> DESCRIPTION OF THE TASK
Word for word, copy the entire listing.

····················

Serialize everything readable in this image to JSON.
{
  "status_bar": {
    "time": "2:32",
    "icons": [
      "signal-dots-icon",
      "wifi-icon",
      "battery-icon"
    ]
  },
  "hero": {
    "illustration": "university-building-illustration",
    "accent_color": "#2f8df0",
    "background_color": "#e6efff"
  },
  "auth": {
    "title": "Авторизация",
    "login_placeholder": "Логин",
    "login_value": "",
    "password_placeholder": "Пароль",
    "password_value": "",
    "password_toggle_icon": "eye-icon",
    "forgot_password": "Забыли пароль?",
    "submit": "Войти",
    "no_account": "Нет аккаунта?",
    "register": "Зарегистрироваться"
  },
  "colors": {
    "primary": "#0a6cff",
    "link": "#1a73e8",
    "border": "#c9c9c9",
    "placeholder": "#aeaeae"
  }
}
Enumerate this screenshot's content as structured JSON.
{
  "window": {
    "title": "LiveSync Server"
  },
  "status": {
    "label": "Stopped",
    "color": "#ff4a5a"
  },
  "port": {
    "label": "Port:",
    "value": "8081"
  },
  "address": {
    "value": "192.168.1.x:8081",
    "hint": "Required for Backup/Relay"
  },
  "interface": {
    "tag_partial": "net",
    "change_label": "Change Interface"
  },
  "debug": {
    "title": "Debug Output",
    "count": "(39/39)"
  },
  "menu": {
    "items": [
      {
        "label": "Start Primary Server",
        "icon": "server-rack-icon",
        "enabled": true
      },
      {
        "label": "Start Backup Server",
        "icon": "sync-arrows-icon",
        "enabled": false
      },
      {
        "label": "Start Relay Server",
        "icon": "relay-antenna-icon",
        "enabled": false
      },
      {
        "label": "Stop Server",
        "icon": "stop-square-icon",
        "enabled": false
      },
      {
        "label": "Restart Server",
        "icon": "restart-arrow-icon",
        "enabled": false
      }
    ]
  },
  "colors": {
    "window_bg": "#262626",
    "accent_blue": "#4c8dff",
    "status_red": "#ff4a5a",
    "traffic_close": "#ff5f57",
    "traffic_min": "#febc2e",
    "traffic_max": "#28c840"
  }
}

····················

> FINISHED TASK
Serialize everything readable in this image to JSON.
{
  "status_bar": {
    "time": "2:32",
    "icons": [
      "signal-dots-icon",
      "wifi-icon",
      "battery-icon"
    ]
  },
  "hero": {
    "illustration": "university-building-illustration",
    "accent_color": "#2f8df0",
    "background_color": "#e6efff"
  },
  "auth": {
    "title": "Авторизация",
    "login_placeholder": "Логин",
    "login_value": "",
    "password_placeholder": "Пароль",
    "password_value": "",
    "password_toggle_icon": "eye-icon",
    "forgot_password": "Забыли пароль?",
    "submit": "Войти",
    "no_account": "Нет аккаунта?",
    "register": "Зарегистрироваться"
  },
  "colors": {
    "primary": "#0a6cff",
    "link": "#1a73e8",
    "border": "#c9c9c9",
    "placeholder": "#aeaeae"
  }
}
Enumerate this screenshot's content as structured JSON.
{
  "window": {
    "title": "LiveSync Server"
  },
  "status": {
    "label": "Stopped",
    "color": "#ff4a5a"
  },
  "port": {
    "label": "Port:",
    "value": "8081"
  },
  "address": {
    "value": "192.168.1.x:8081",
    "hint": "Required for Backup/Relay"
  },
  "interface": {
    "tag_partial": "net",
    "change_label": "Change Interface"
  },
  "debug": {
    "title": "Debug Output",
    "count": "(39/39)"
  },
  "menu": {
    "items": [
      {
        "label": "Start Primary Server",
        "icon": "server-rack-icon",
        "enabled": true
      },
      {
        "label": "Start Backup Server",
        "icon": "sync-arrows-icon",
        "enabled": false
      },
      {
        "label": "Start Relay Server",
        "icon": "relay-antenna-icon",
        "enabled": false
      },
      {
        "label": "Stop Server",
        "icon": "stop-square-icon",
        "enabled": false
      },
      {
        "label": "Restart Server",
        "icon": "restart-arrow-icon",
        "enabled": false
      }
    ]
  },
  "colors": {
    "window_bg": "#262626",
    "accent_blue": "#4c8dff",
    "status_red": "#ff4a5a",
    "traffic_close": "#ff5f57",
    "traffic_min": "#febc2e",
    "traffic_max": "#28c840"
  }
}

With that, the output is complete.